→ WHAT TO PRODUCE
Within the records below, find each line that holds the string "Open", then copy it.
*** RECORDS FOR THE EXERCISE
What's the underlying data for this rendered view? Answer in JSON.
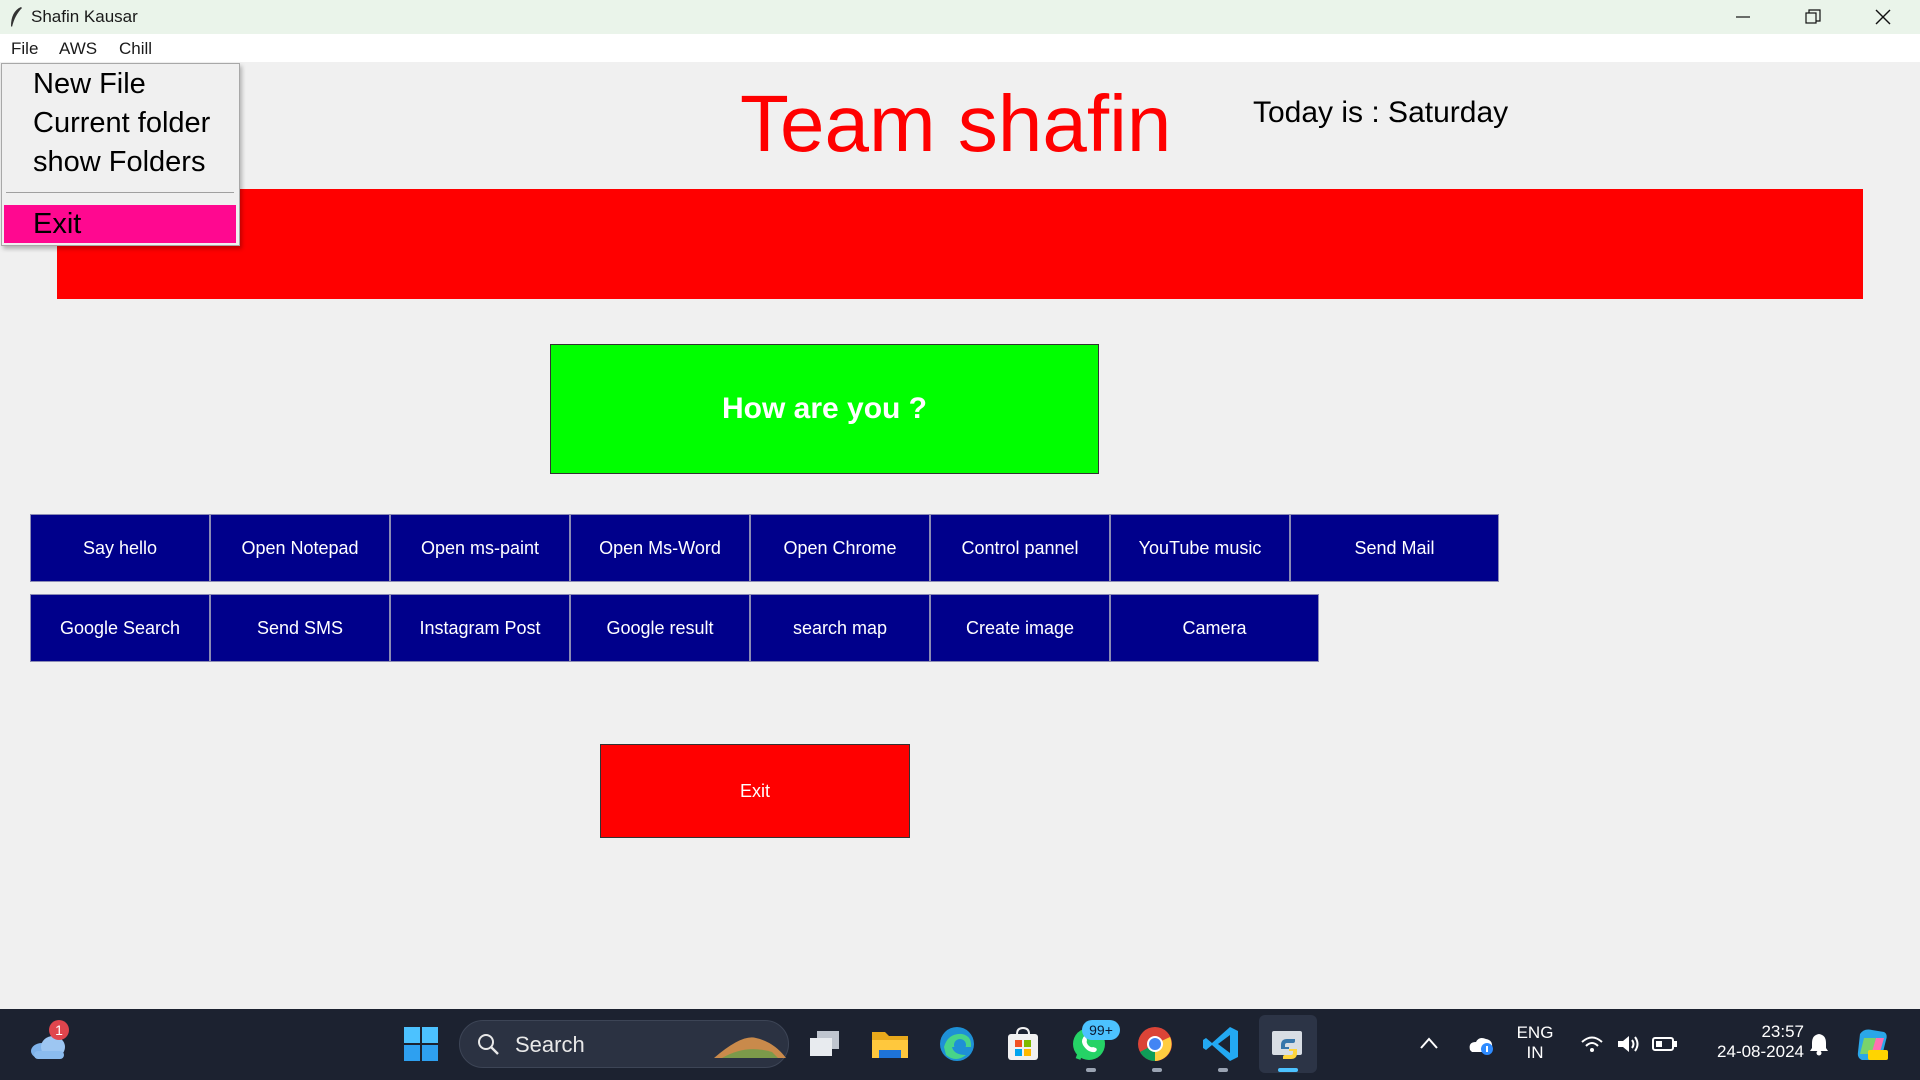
{
  "window": {
    "title": "Shafin Kausar"
  },
  "menubar": {
    "items": [
      "File",
      "AWS",
      "Chill"
    ]
  },
  "file_menu": {
    "items": [
      "New File",
      "Current folder",
      "show Folders"
    ],
    "exit_label": "Exit"
  },
  "header": {
    "title": "Team shafin",
    "today": "Today is : Saturday"
  },
  "how_button": {
    "label": "How are you ?"
  },
  "buttons_row1": [
    "Say hello",
    "Open Notepad",
    "Open ms-paint",
    "Open Ms-Word",
    "Open Chrome",
    "Control pannel",
    "YouTube music",
    "Send Mail"
  ],
  "buttons_row2": [
    "Google Search",
    "Send SMS",
    "Instagram Post",
    "Google result",
    "search map",
    "Create image",
    "Camera"
  ],
  "exit_button": {
    "label": "Exit"
  },
  "taskbar": {
    "search_placeholder": "Search",
    "weather_badge": "1",
    "whatsapp_badge": "99+",
    "lang_primary": "ENG",
    "lang_secondary": "IN",
    "time": "23:57",
    "date": "24-08-2024"
  },
  "colors": {
    "title": "#ff0000",
    "banner": "#ff0000",
    "how_button": "#00ff00",
    "action_buttons": "#00008b",
    "exit_button": "#ff0000",
    "menu_highlight": "#ff0890"
  }
}
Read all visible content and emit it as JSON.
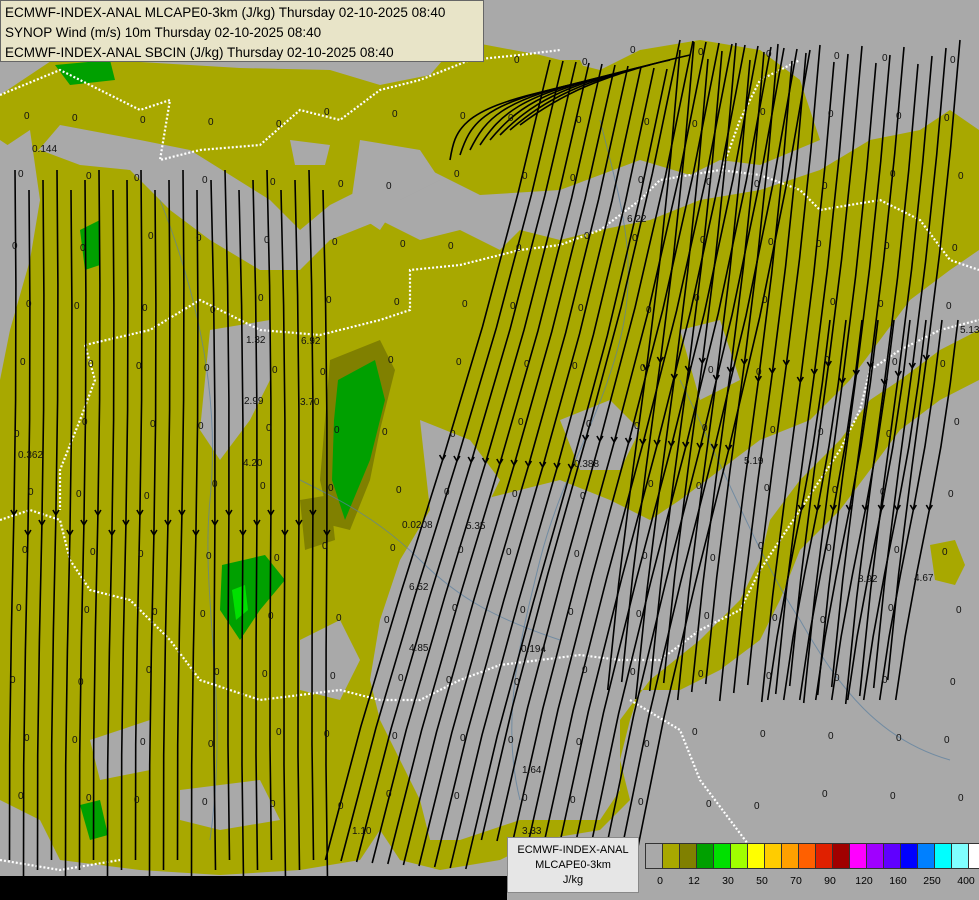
{
  "title_lines": [
    "ECMWF-INDEX-ANAL MLCAPE0-3km (J/kg) Thursday 02-10-2025 08:40",
    "SYNOP Wind (m/s) 10m Thursday 02-10-2025 08:40",
    "ECMWF-INDEX-ANAL SBCIN (J/kg) Thursday 02-10-2025 08:40"
  ],
  "legend": {
    "line1": "ECMWF-INDEX-ANAL",
    "line2": "MLCAPE0-3km",
    "line3": "J/kg",
    "ticks": [
      "0",
      "12",
      "30",
      "50",
      "70",
      "90",
      "120",
      "160",
      "250",
      "400"
    ],
    "colors": [
      "#a9a9a9",
      "#a8a800",
      "#808000",
      "#00a000",
      "#00e000",
      "#a0ff00",
      "#ffff00",
      "#ffcc00",
      "#ffa000",
      "#ff6000",
      "#e02000",
      "#a00000",
      "#ff00ff",
      "#a000ff",
      "#6000ff",
      "#0000ff",
      "#0080ff",
      "#00ffff",
      "#80ffff",
      "#ffffff"
    ]
  },
  "station_values": [
    {
      "t": "0.144"
    },
    {
      "t": "0.362"
    },
    {
      "t": "1.32"
    },
    {
      "t": "6.92"
    },
    {
      "t": "2.99"
    },
    {
      "t": "3.70"
    },
    {
      "t": "4.20"
    },
    {
      "t": "0.0208"
    },
    {
      "t": "5.35"
    },
    {
      "t": "0.388"
    },
    {
      "t": "5.19"
    },
    {
      "t": "6.52"
    },
    {
      "t": "4.85"
    },
    {
      "t": "0.194"
    },
    {
      "t": "1.64"
    },
    {
      "t": "3.33"
    },
    {
      "t": "1.10"
    },
    {
      "t": "8.92"
    },
    {
      "t": "4.67"
    },
    {
      "t": "5.13"
    },
    {
      "t": "6.22"
    }
  ],
  "zero_label": "0",
  "colors": {
    "cape_low": "#a8a800",
    "background": "#a9a9a9",
    "border": "#ffffff",
    "stream": "#000000"
  }
}
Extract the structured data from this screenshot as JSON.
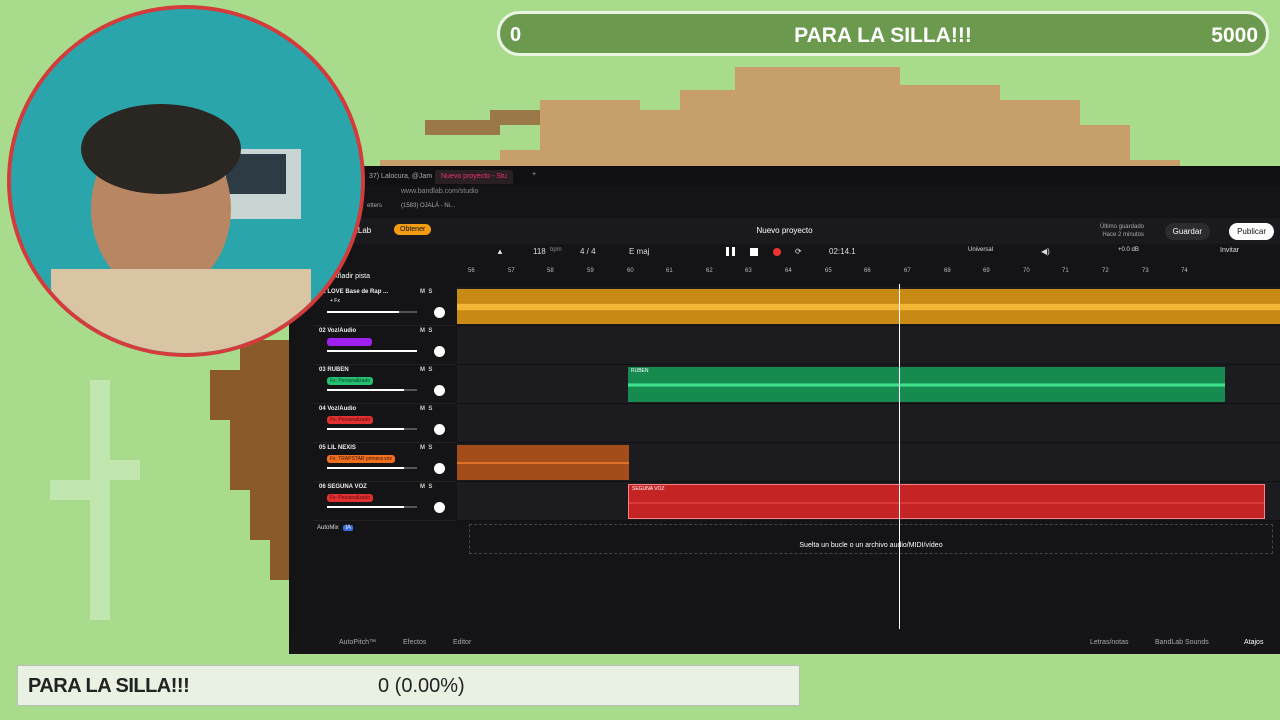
{
  "goal": {
    "left": "0",
    "title": "PARA LA SILLA!!!",
    "right": "5000"
  },
  "bottom_bar": {
    "title": "PARA LA SILLA!!!",
    "value": "0 (0.00%)"
  },
  "browser": {
    "tabs": [
      "37) Lalocura, @Jam",
      "Nuevo proyecto - Stu"
    ],
    "url": "www.bandlab.com/studio",
    "bookmarks": [
      "etters",
      "(1583) OJALÁ - Ni..."
    ]
  },
  "app": {
    "brand": "ndLab",
    "obtener_label": "Obtener",
    "project_title": "Nuevo proyecto",
    "saved_label": "Último guardado",
    "saved_time": "Hace 2 minutos",
    "guardar_label": "Guardar",
    "publicar_label": "Publicar",
    "invitar_label": "Invitar"
  },
  "transport": {
    "bpm": "118",
    "bpm_unit": "bpm",
    "time_sig": "4 / 4",
    "key": "E maj",
    "time": "02:14.1",
    "preset": "Universal",
    "db": "+0.0 dB"
  },
  "tracks_label": "Añadir pista",
  "ruler": [
    "56",
    "57",
    "58",
    "59",
    "60",
    "61",
    "62",
    "63",
    "64",
    "65",
    "66",
    "67",
    "68",
    "69",
    "70",
    "71",
    "72",
    "73",
    "74"
  ],
  "tracks": [
    {
      "name": "01 LOVE Base de Rap ...",
      "fx": "+ Fx",
      "fx_color": "#f0a020",
      "clip_label": "",
      "color": "#f5a623"
    },
    {
      "name": "02 Voz/Audio",
      "fx": "Fx: Vocal Booster",
      "fx_color": "#a020f0",
      "clip_label": "",
      "color": "#a020f0"
    },
    {
      "name": "03 RUBEN",
      "fx": "Fx: Personalizado",
      "fx_color": "#22c070",
      "clip_label": "RUBEN",
      "color": "#1fa660"
    },
    {
      "name": "04 Voz/Audio",
      "fx": "Fx: Personalizado",
      "fx_color": "#e03030",
      "clip_label": "",
      "color": "#e03030"
    },
    {
      "name": "05 LIL NEXIS",
      "fx": "Fx: TRAPSTAR primera voz",
      "fx_color": "#f07020",
      "clip_label": "",
      "color": "#d4682a"
    },
    {
      "name": "06 SEGUNA VOZ",
      "fx": "Fx: Personalizado",
      "fx_color": "#e03030",
      "clip_label": "SEGUNA VOZ",
      "color": "#d02b2b"
    }
  ],
  "automix_label": "AutoMix",
  "automix_badge": "IA",
  "m_label": "M",
  "s_label": "S",
  "dropzone_text": "Suelta un bucle o un archivo audio/MIDI/vídeo",
  "bottom_tools": {
    "autopitch": "AutoPitch™",
    "efectos": "Efectos",
    "editor": "Editor",
    "letras": "Letras/notas",
    "sounds": "BandLab Sounds",
    "atajos": "Atajos"
  }
}
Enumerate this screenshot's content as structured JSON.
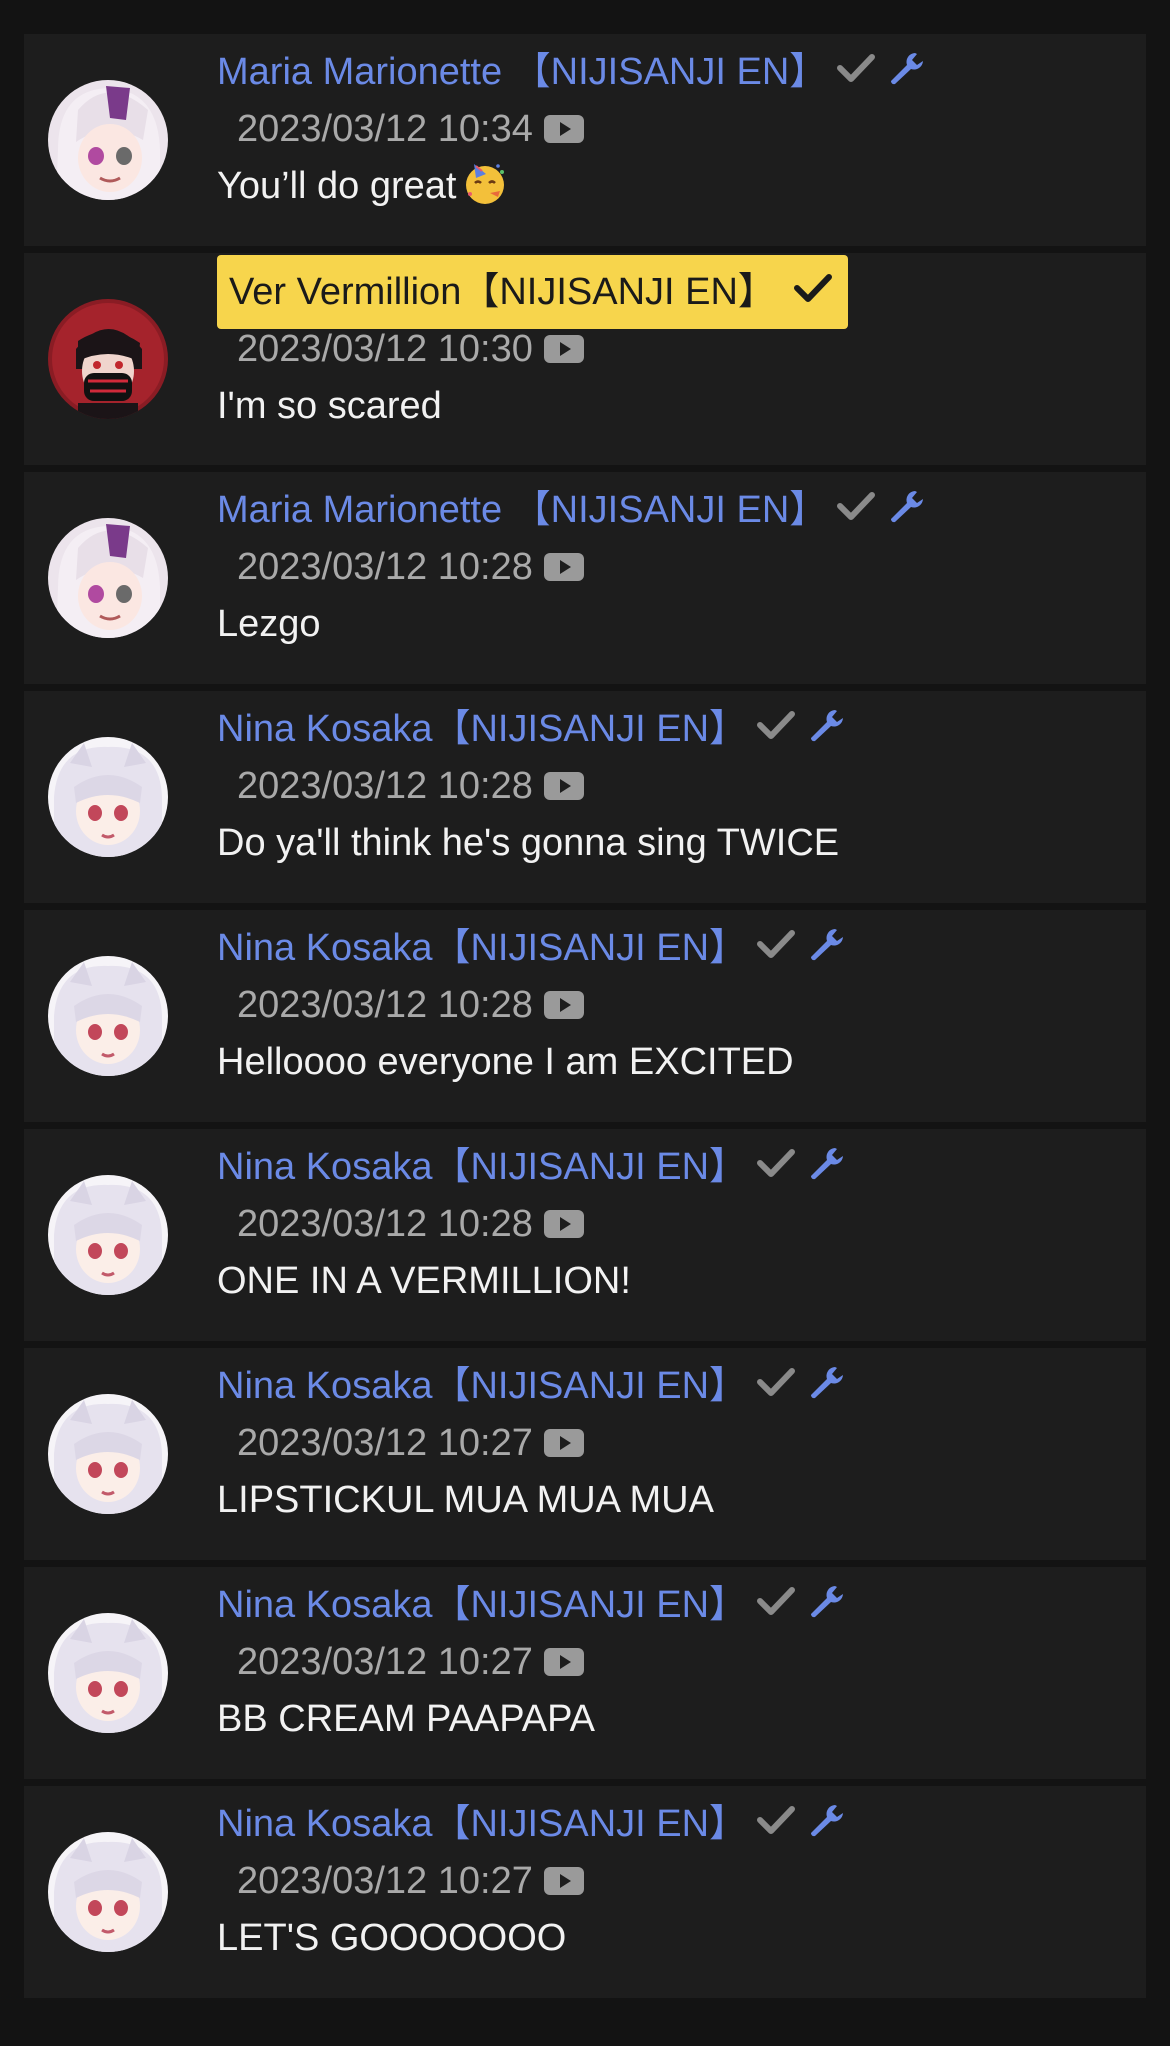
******
→ ANSWER SECTION
    "Open Notepad",
    "Open ms-paint",
    "Open Ms-Word",
    "Open Chrome",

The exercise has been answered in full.